Save money and stay safe by planning for emergencies
Research weather trends at your destination and pack accordingly. If you don’t plan ahead and figure out what kind of clothes you’ll need at your destination, you might end up having to spend some of your travel money buying a jacket to keep you warm, or sandals and shorts to keep you cool.
Buy adequate travel insurance before you leave. Any money that you save on food, hotels, and attractions will be wiped out if you get sick or injured and end up in a local hospital without adequate travel insurance. Buying sufficient medical and travel insurance is a must!
Give your car a thorough tune-up and top-up before heading out on a business road trip. If you plan to save money on your next out-of-town business event by driving instead of flying, make sure that your car is in good condition before you leave. A breakdown, or worse, an accident caused by a mechanical failure can cost you triple, even quadruple, whatever money you saved by driving instead of flying. Also, if you plan to take your car to another country, be sure to consult an auto insurance broker before you go to make sure your policy provides sufficient coverage away from home. Buying a bit of add-on insurance to cover you is much cheaper than being wiped out by an accident your policy doesn’t cover.
Rest easy knowing that you can find a cozy place to stay at a great rate
Be flexible when it comes to choosing your travel accommodations. One way to save money while traveling is to choose both modest and budget accommodations for your overnight stays. For example, if you are doing a multi-city tour or going on a road trip, stay in a budget-type motel every other night. Then switch to a moderate (semi-fancy) hotel every other night. And if it turns out that budget motels are just too threadbare for you, you only have to make it through one night before moving on to a fancy-pants hotel.
Check group room rates against regular room rates. You might be surprised that the group rate isn't necessarily the best rate. If you are heading off to a conference or business event where a discounted group rate has been arranged for conference attendees, by all means, go ahead and make your reservation early so that you don't miss out on a room. But keep your eye on the rates offered at that same hotel by various online sources.
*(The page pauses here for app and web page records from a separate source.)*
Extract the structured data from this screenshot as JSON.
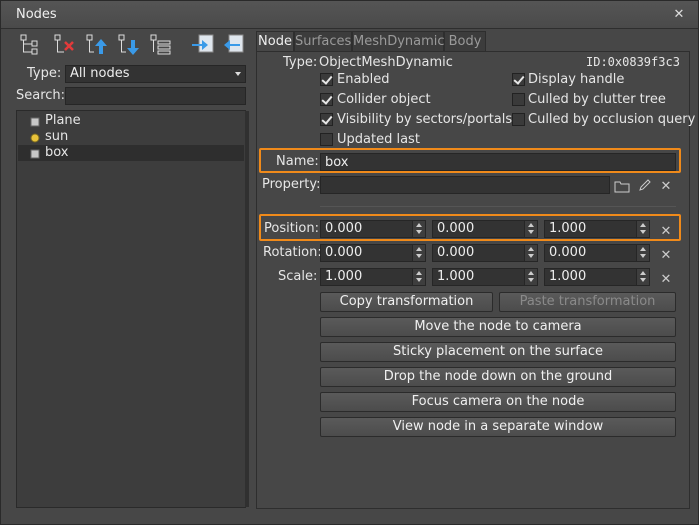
{
  "window": {
    "title": "Nodes",
    "close_icon": "close-icon"
  },
  "left": {
    "toolbar_icons": [
      "tree-icon",
      "delete-node-icon",
      "move-up-icon",
      "move-down-icon",
      "list-icon",
      "import-node-icon",
      "export-node-icon"
    ],
    "type_label": "Type:",
    "type_value": "All nodes",
    "search_label": "Search:",
    "search_value": "",
    "tree": [
      {
        "label": "Plane",
        "icon": "mesh-icon",
        "selected": false
      },
      {
        "label": "sun",
        "icon": "light-icon",
        "selected": false
      },
      {
        "label": "box",
        "icon": "mesh-icon",
        "selected": true
      }
    ]
  },
  "tabs": [
    "Node",
    "Surfaces",
    "MeshDynamic",
    "Body"
  ],
  "node": {
    "type_label": "Type:",
    "type_value": "ObjectMeshDynamic",
    "id_text": "ID:0x0839f3c3",
    "checks": {
      "enabled": {
        "label": "Enabled",
        "checked": true
      },
      "display_handle": {
        "label": "Display handle",
        "checked": true
      },
      "collider": {
        "label": "Collider object",
        "checked": true
      },
      "culled_clutter": {
        "label": "Culled by clutter tree",
        "checked": false
      },
      "visibility": {
        "label": "Visibility by sectors/portals",
        "checked": true
      },
      "culled_occlusion": {
        "label": "Culled by occlusion query",
        "checked": false
      },
      "updated_last": {
        "label": "Updated last",
        "checked": false
      }
    },
    "name_label": "Name:",
    "name_value": "box",
    "property_label": "Property:",
    "property_value": "",
    "position_label": "Position:",
    "position": [
      "0.000",
      "0.000",
      "1.000"
    ],
    "rotation_label": "Rotation:",
    "rotation": [
      "0.000",
      "0.000",
      "0.000"
    ],
    "scale_label": "Scale:",
    "scale": [
      "1.000",
      "1.000",
      "1.000"
    ],
    "buttons": {
      "copy": "Copy transformation",
      "paste": "Paste transformation",
      "move_to_camera": "Move the node to camera",
      "sticky": "Sticky placement on the surface",
      "drop": "Drop the node down on the ground",
      "focus": "Focus camera on the node",
      "view_window": "View node in a separate window"
    }
  },
  "colors": {
    "highlight": "#f08a1a",
    "background": "#474747"
  }
}
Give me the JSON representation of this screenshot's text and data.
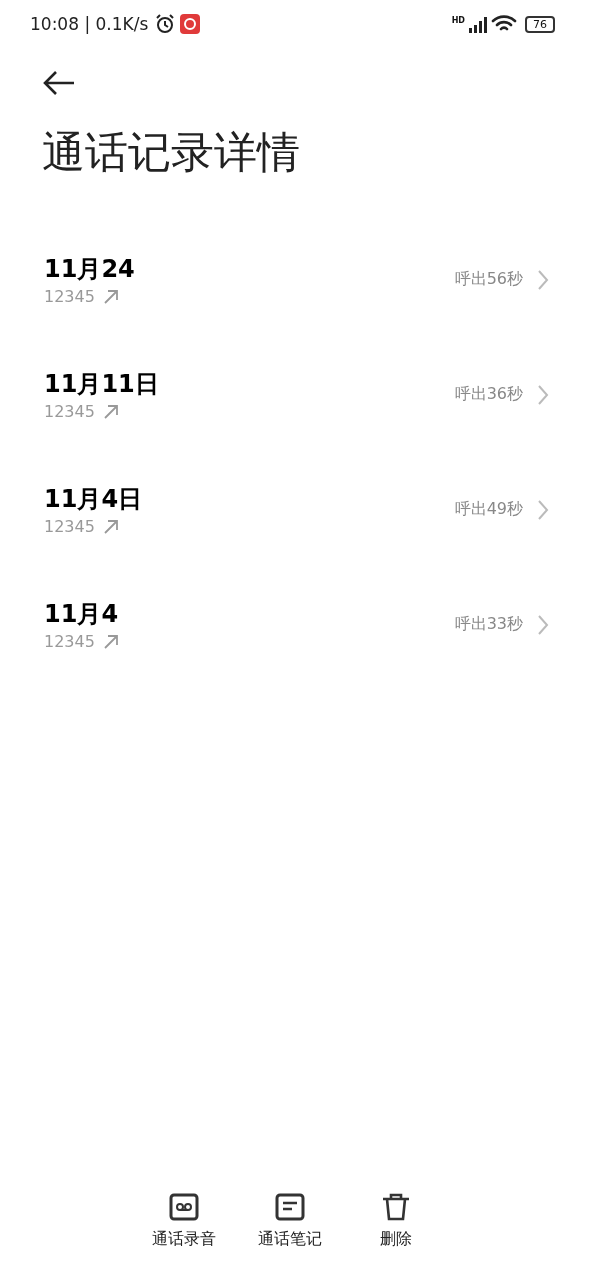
{
  "status_bar": {
    "time": "10:08 | 0.1K/s",
    "network": "HD",
    "battery": "76"
  },
  "title": "通话记录详情",
  "calls": [
    {
      "date": "11月24",
      "number": "12345",
      "outgoing": true,
      "summary": "呼出56秒"
    },
    {
      "date": "11月11日",
      "number": "12345",
      "outgoing": true,
      "summary": "呼出36秒"
    },
    {
      "date": "11月4日",
      "number": "12345",
      "outgoing": true,
      "summary": "呼出49秒"
    },
    {
      "date": "11月4",
      "number": "12345",
      "outgoing": true,
      "summary": "呼出33秒"
    }
  ],
  "actions": [
    {
      "kind": "recording",
      "label": "通话录音"
    },
    {
      "kind": "notes",
      "label": "通话笔记"
    },
    {
      "kind": "delete",
      "label": "删除"
    }
  ]
}
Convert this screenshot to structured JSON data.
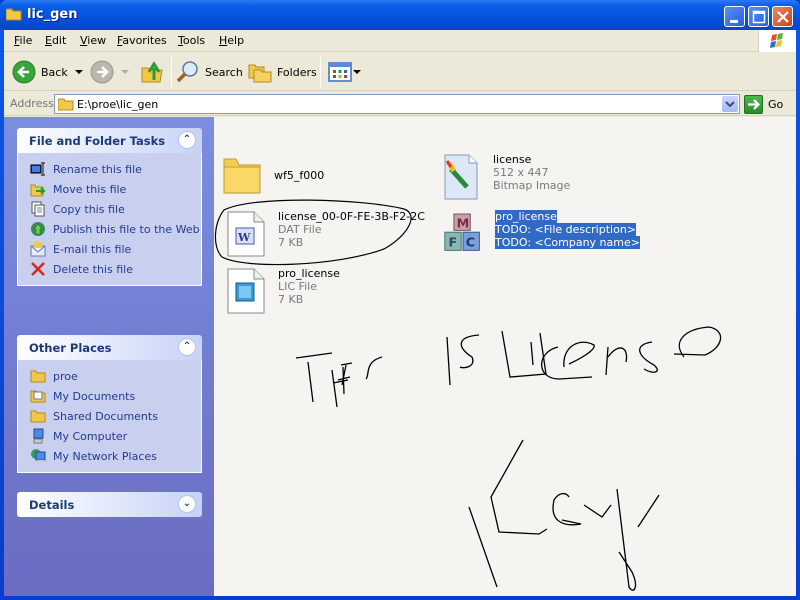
{
  "window": {
    "title": "lic_gen"
  },
  "menu": [
    "File",
    "Edit",
    "View",
    "Favorites",
    "Tools",
    "Help"
  ],
  "toolbar": {
    "back_label": "Back",
    "search_label": "Search",
    "folders_label": "Folders"
  },
  "address": {
    "label": "Address",
    "value": "E:\\proe\\lic_gen",
    "go_label": "Go"
  },
  "sidebar": {
    "file_tasks": {
      "title": "File and Folder Tasks",
      "items": [
        {
          "label": "Rename this file",
          "icon": "rename-icon"
        },
        {
          "label": "Move this file",
          "icon": "move-icon"
        },
        {
          "label": "Copy this file",
          "icon": "copy-icon"
        },
        {
          "label": "Publish this file to the Web",
          "icon": "publish-web-icon"
        },
        {
          "label": "E-mail this file",
          "icon": "email-icon"
        },
        {
          "label": "Delete this file",
          "icon": "delete-icon"
        }
      ]
    },
    "other_places": {
      "title": "Other Places",
      "items": [
        {
          "label": "proe",
          "icon": "folder-icon"
        },
        {
          "label": "My Documents",
          "icon": "my-documents-icon"
        },
        {
          "label": "Shared Documents",
          "icon": "folder-icon"
        },
        {
          "label": "My Computer",
          "icon": "my-computer-icon"
        },
        {
          "label": "My Network Places",
          "icon": "network-places-icon"
        }
      ]
    },
    "details": {
      "title": "Details"
    }
  },
  "files": [
    {
      "name": "wf5_f000",
      "lines": [],
      "icon": "folder-icon",
      "selected": false
    },
    {
      "name": "license",
      "lines": [
        "512 x 447",
        "Bitmap Image"
      ],
      "icon": "bitmap-icon",
      "selected": false
    },
    {
      "name": "license_00-0F-FE-3B-F2-2C",
      "lines": [
        "DAT File",
        "7 KB"
      ],
      "icon": "dat-file-icon",
      "selected": false
    },
    {
      "name": "pro_license",
      "lines": [
        "TODO: <File description>",
        "TODO: <Company name>"
      ],
      "icon": "mfc-app-icon",
      "selected": true
    },
    {
      "name": "pro_license",
      "lines": [
        "LIC File",
        "7 KB"
      ],
      "icon": "lic-file-icon",
      "selected": false
    }
  ],
  "annotation": {
    "text": "This is License Key",
    "color": "#000000"
  },
  "colors": {
    "titlebar": "#0a5ee8",
    "sidebar": "#6a6cc0",
    "selection": "#316ac5",
    "content_bg": "#f5f4f1"
  }
}
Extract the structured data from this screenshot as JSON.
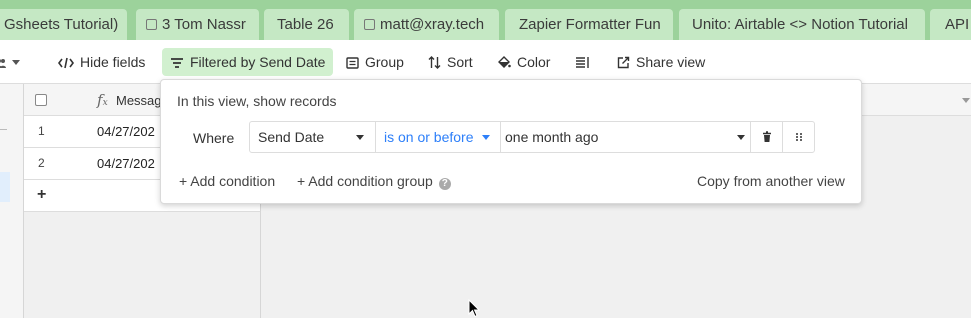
{
  "tabs": [
    {
      "label": "Gsheets Tutorial)",
      "icon": ""
    },
    {
      "label": "3 Tom Nassr",
      "icon": "grid-icon"
    },
    {
      "label": "Table 26",
      "icon": ""
    },
    {
      "label": "matt@xray.tech",
      "icon": "grid-icon"
    },
    {
      "label": "Zapier Formatter Fun",
      "icon": ""
    },
    {
      "label": "Unito: Airtable <> Notion Tutorial",
      "icon": ""
    },
    {
      "label": "API",
      "icon": ""
    }
  ],
  "toolbar": {
    "hide_fields": "Hide fields",
    "filtered": "Filtered by Send Date",
    "group": "Group",
    "sort": "Sort",
    "color": "Color",
    "share_view": "Share view"
  },
  "grid": {
    "column_header": "Messag",
    "rows": [
      {
        "num": "1",
        "value": "04/27/202"
      },
      {
        "num": "2",
        "value": "04/27/202"
      }
    ],
    "add_row": "+"
  },
  "filter_popover": {
    "title": "In this view, show records",
    "where_label": "Where",
    "field": "Send Date",
    "operator": "is on or before",
    "value": "one month ago",
    "add_condition": "+ Add condition",
    "add_condition_group": "+ Add condition group",
    "copy_from": "Copy from another view"
  },
  "colors": {
    "tabbar_bg": "#9cd29b",
    "tab_bg": "#c5e8c4",
    "active_filter_bg": "#d1f0cf",
    "operator_text": "#2d7ff9"
  }
}
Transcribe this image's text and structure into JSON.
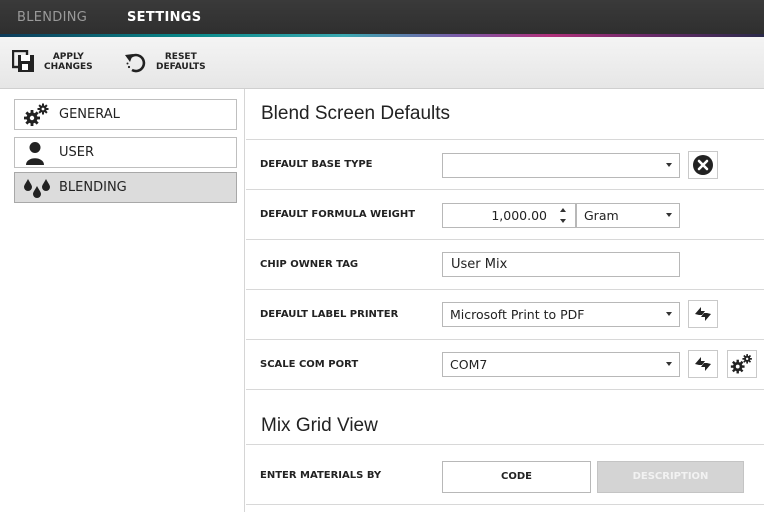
{
  "nav": {
    "tab_blending": "BLENDING",
    "tab_settings": "SETTINGS"
  },
  "toolbar": {
    "apply_line1": "APPLY",
    "apply_line2": "CHANGES",
    "reset_line1": "RESET",
    "reset_line2": "DEFAULTS"
  },
  "sidebar": {
    "items": [
      {
        "label": "GENERAL",
        "icon": "gears-icon"
      },
      {
        "label": "USER",
        "icon": "user-icon"
      },
      {
        "label": "BLENDING",
        "icon": "drops-icon",
        "active": true
      }
    ]
  },
  "blend": {
    "title": "Blend Screen Defaults",
    "base_type_label": "DEFAULT BASE TYPE",
    "base_type_value": "",
    "formula_weight_label": "DEFAULT FORMULA WEIGHT",
    "formula_weight_value": "1,000.00",
    "formula_unit": "Gram",
    "chip_owner_label": "CHIP OWNER TAG",
    "chip_owner_value": "User Mix",
    "label_printer_label": "DEFAULT LABEL PRINTER",
    "label_printer_value": "Microsoft Print to PDF",
    "scale_port_label": "SCALE COM PORT",
    "scale_port_value": "COM7"
  },
  "mixgrid": {
    "title": "Mix Grid View",
    "enter_by_label": "ENTER MATERIALS BY",
    "option_code": "CODE",
    "option_description": "DESCRIPTION",
    "selected": "CODE"
  },
  "colors": {
    "topbar": "#333333",
    "active_item": "#dcdcdc",
    "disabled_button": "#d4d4d4"
  }
}
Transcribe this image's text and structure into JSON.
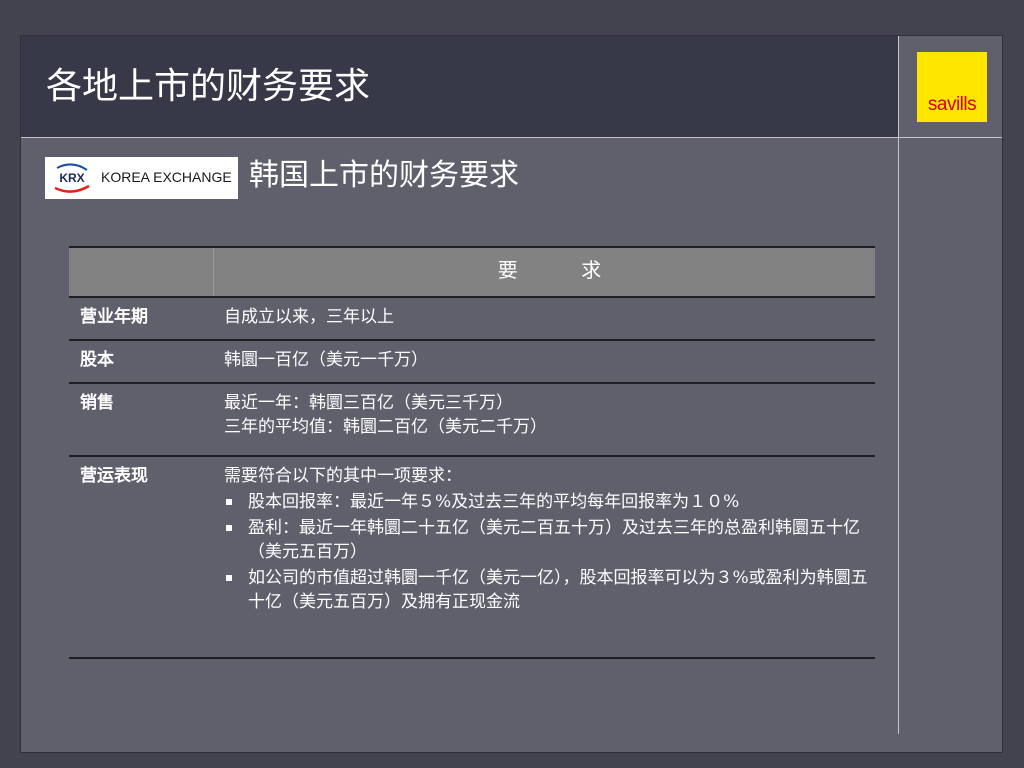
{
  "slide": {
    "title": "各地上市的财务要求",
    "subtitle": "韩国上市的财务要求"
  },
  "brand": {
    "savills_logo_text": "savills",
    "krx_logo": {
      "mark_text": "KRX",
      "name": "KOREA EXCHANGE"
    }
  },
  "table": {
    "header": {
      "col1": "",
      "col2": "要          求"
    },
    "rows": [
      {
        "label": "营业年期",
        "lines": [
          "自成立以来，三年以上"
        ]
      },
      {
        "label": "股本",
        "lines": [
          "韩圜一百亿（美元一千万）"
        ]
      },
      {
        "label": "销售",
        "lines": [
          "最近一年：韩圜三百亿（美元三千万）",
          "三年的平均值：韩圜二百亿（美元二千万）"
        ]
      },
      {
        "label": "营运表现",
        "intro": "需要符合以下的其中一项要求：",
        "bullets": [
          "股本回报率：最近一年５%及过去三年的平均每年回报率为１０%",
          "盈利：最近一年韩圜二十五亿（美元二百五十万）及过去三年的总盈利韩圜五十亿（美元五百万）",
          "如公司的市值超过韩圜一千亿（美元一亿），股本回报率可以为３%或盈利为韩圜五十亿（美元五百万）及拥有正现金流"
        ]
      }
    ]
  },
  "colors": {
    "background": "#42434f",
    "slide": "#5f606c",
    "title_bar": "#373848",
    "table_header": "#828282",
    "savills_yellow": "#ffe600",
    "savills_red": "#d6001c"
  }
}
If you end up getting a cheaper, off the rack rate from the same hotel, you should be able to cancel your pricier reservation as long as it's within the cancellation period. (Always read the fine print.)
Consider staying in an adjacent hotel. If you don't mind taking a short stroll to your conference event every day, a neighboring hotel might be a less expensive option to staying at the on-site hotel. Just keep in mind that you might miss some of the after-hours mingling that takes place at the conference hotel, but if you're an introvert who likes to go to be early, no problem!
Short-term rentals and BnB's are great options for business travelers who don't need extra amenities. When you don't have to pay for a hotel's overhead costs (housekeeping, staffing, pool maintenance), you can save hundreds of dollars by opting to stay in a cozy bed and breakfast suite in someone's home.
Keep your receipts for everything. Saving money doesn't end when you get home. make sure that you submit all eligible out of pocket expenses to your employer for reimbursement. If you are self-employed or work on contract, you may be able to deduct some of your expenses. Keep detailed receipts and check with your accountant.
Avoid paying extra baggage handling fees by packing lightly. Some airlines charge extra money to check your luggage. Carry-on luggage is usually free, and you'd be surprised at how much you can fit into your bag. If you and your partner limited yourself to one carry-on bag and one purse or briefcase each, you could save as much as $40.00 - $50.00.
© 2018 Sally Hayes